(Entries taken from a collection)
#####

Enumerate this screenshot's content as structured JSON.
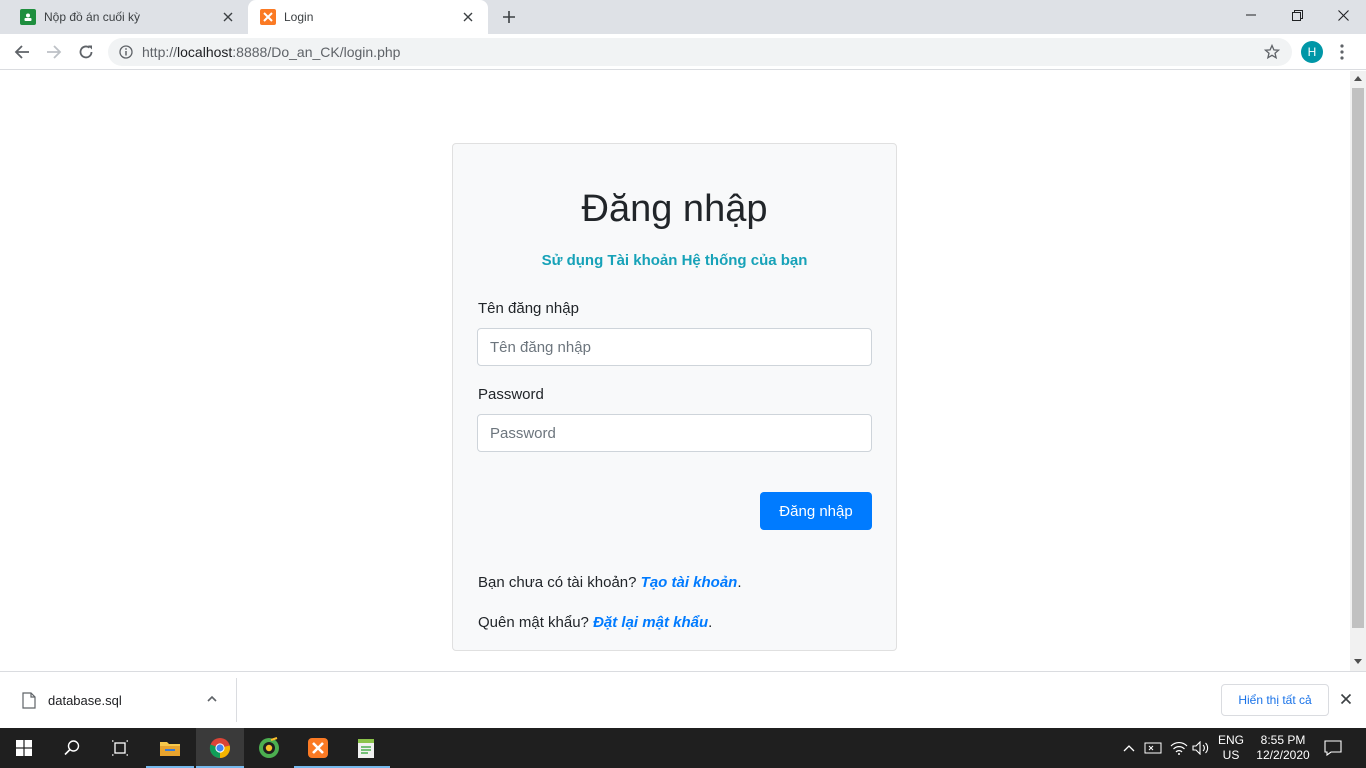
{
  "browser": {
    "tabs": [
      {
        "title": "Nộp đồ án cuối kỳ",
        "active": false
      },
      {
        "title": "Login",
        "active": true
      }
    ],
    "url_prefix": "http://",
    "url_host": "localhost",
    "url_rest": ":8888/Do_an_CK/login.php",
    "profile_initial": "H"
  },
  "page": {
    "heading": "Đăng nhập",
    "subheading": "Sử dụng Tài khoản Hệ thống của bạn",
    "username_label": "Tên đăng nhập",
    "username_placeholder": "Tên đăng nhập",
    "password_label": "Password",
    "password_placeholder": "Password",
    "submit_label": "Đăng nhập",
    "register_prompt": "Bạn chưa có tài khoản? ",
    "register_link": "Tạo tài khoản",
    "reset_prompt": "Quên mật khẩu? ",
    "reset_link": "Đặt lại mật khẩu",
    "period": "."
  },
  "download_bar": {
    "filename": "database.sql",
    "show_all_label": "Hiển thị tất cả"
  },
  "taskbar": {
    "lang_1": "ENG",
    "lang_2": "US",
    "time": "8:55 PM",
    "date": "12/2/2020"
  },
  "colors": {
    "primary": "#007bff",
    "info": "#17a2b8",
    "card_bg": "#f8f9fa"
  }
}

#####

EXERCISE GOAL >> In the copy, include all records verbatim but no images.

RESPONSE AREA >>
Enumerate this screenshot's content as structured JSON.
{
  "browser": {
    "tabs": [
      {
        "title": "Nộp đồ án cuối kỳ",
        "active": false
      },
      {
        "title": "Login",
        "active": true
      }
    ],
    "url_prefix": "http://",
    "url_host": "localhost",
    "url_rest": ":8888/Do_an_CK/login.php",
    "profile_initial": "H"
  },
  "page": {
    "heading": "Đăng nhập",
    "subheading": "Sử dụng Tài khoản Hệ thống của bạn",
    "username_label": "Tên đăng nhập",
    "username_placeholder": "Tên đăng nhập",
    "password_label": "Password",
    "password_placeholder": "Password",
    "submit_label": "Đăng nhập",
    "register_prompt": "Bạn chưa có tài khoản? ",
    "register_link": "Tạo tài khoản",
    "reset_prompt": "Quên mật khẩu? ",
    "reset_link": "Đặt lại mật khẩu",
    "period": "."
  },
  "download_bar": {
    "filename": "database.sql",
    "show_all_label": "Hiển thị tất cả"
  },
  "taskbar": {
    "lang_1": "ENG",
    "lang_2": "US",
    "time": "8:55 PM",
    "date": "12/2/2020"
  },
  "colors": {
    "primary": "#007bff",
    "info": "#17a2b8",
    "card_bg": "#f8f9fa"
  }
}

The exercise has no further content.